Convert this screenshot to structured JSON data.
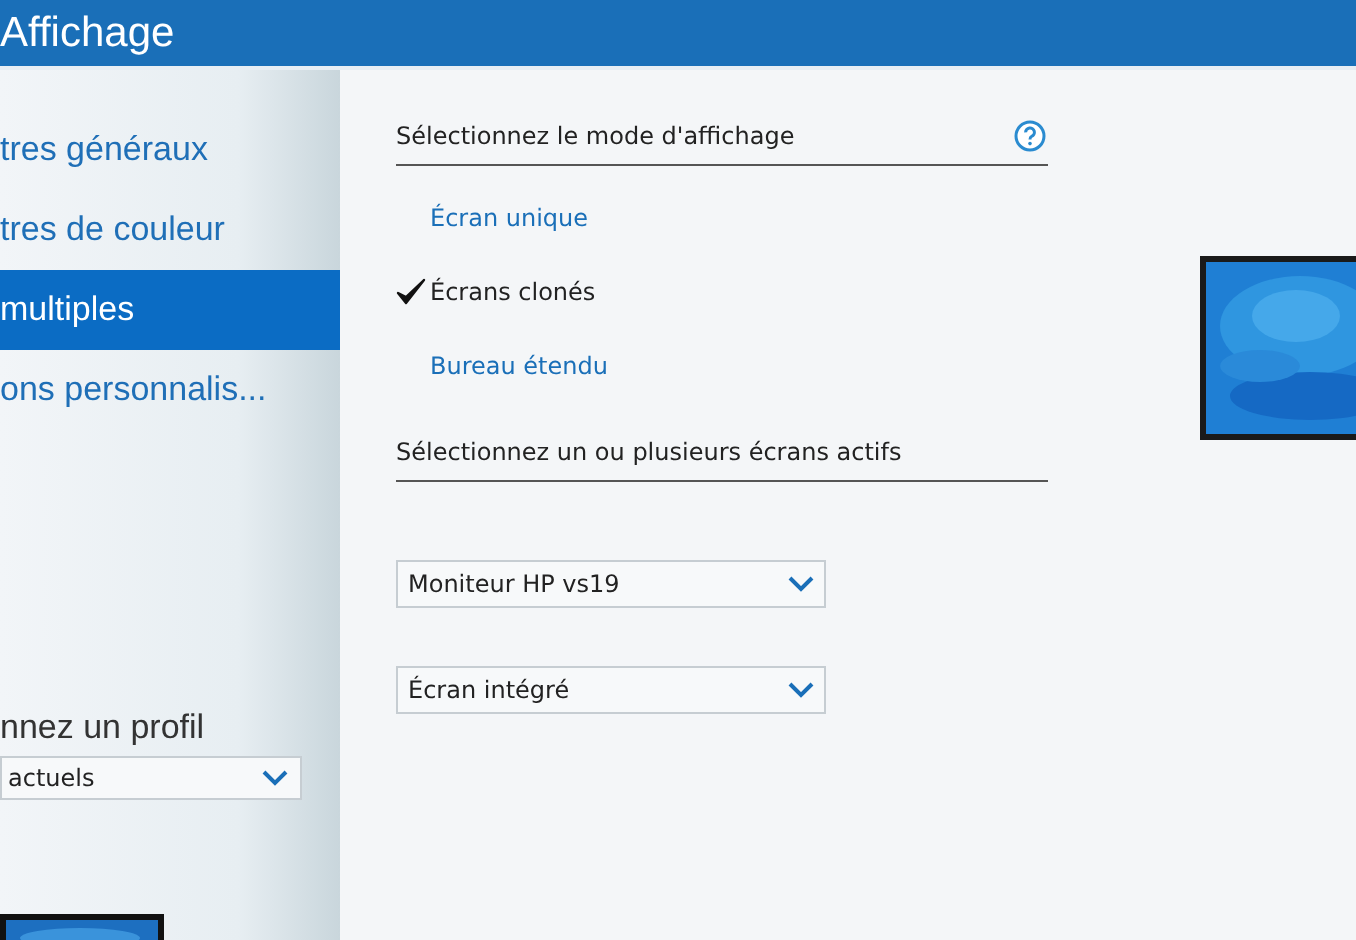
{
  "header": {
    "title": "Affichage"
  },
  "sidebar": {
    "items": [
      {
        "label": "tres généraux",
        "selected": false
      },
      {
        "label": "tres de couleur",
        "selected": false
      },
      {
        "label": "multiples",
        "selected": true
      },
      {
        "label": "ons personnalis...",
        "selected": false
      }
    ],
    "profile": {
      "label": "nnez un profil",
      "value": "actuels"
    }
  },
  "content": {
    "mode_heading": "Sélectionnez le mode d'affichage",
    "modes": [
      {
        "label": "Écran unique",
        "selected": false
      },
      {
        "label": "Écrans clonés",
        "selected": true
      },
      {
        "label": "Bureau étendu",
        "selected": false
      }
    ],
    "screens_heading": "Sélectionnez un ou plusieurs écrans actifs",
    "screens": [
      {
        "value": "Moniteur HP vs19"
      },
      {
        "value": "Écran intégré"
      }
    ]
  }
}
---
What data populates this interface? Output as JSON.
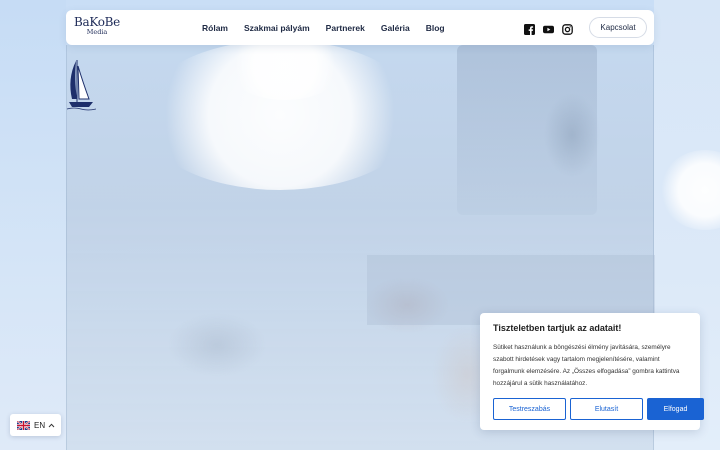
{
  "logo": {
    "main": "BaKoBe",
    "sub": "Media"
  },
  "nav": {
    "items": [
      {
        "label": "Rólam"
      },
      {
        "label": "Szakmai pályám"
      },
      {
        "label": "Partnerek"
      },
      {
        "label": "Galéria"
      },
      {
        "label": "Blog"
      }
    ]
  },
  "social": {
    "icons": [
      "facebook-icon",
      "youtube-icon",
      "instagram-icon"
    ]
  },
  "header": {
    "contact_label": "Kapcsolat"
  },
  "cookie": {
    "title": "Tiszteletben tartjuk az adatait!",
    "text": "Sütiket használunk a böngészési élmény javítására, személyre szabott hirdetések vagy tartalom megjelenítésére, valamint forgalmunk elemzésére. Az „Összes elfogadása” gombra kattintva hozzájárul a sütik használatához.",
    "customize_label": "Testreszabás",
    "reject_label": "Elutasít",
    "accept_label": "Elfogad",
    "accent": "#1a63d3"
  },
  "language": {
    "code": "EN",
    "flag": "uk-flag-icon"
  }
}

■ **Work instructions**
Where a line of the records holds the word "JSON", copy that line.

■ **Solution to this exercise**
Convert this screenshot to structured JSON data.
What data populates this interface? Output as JSON.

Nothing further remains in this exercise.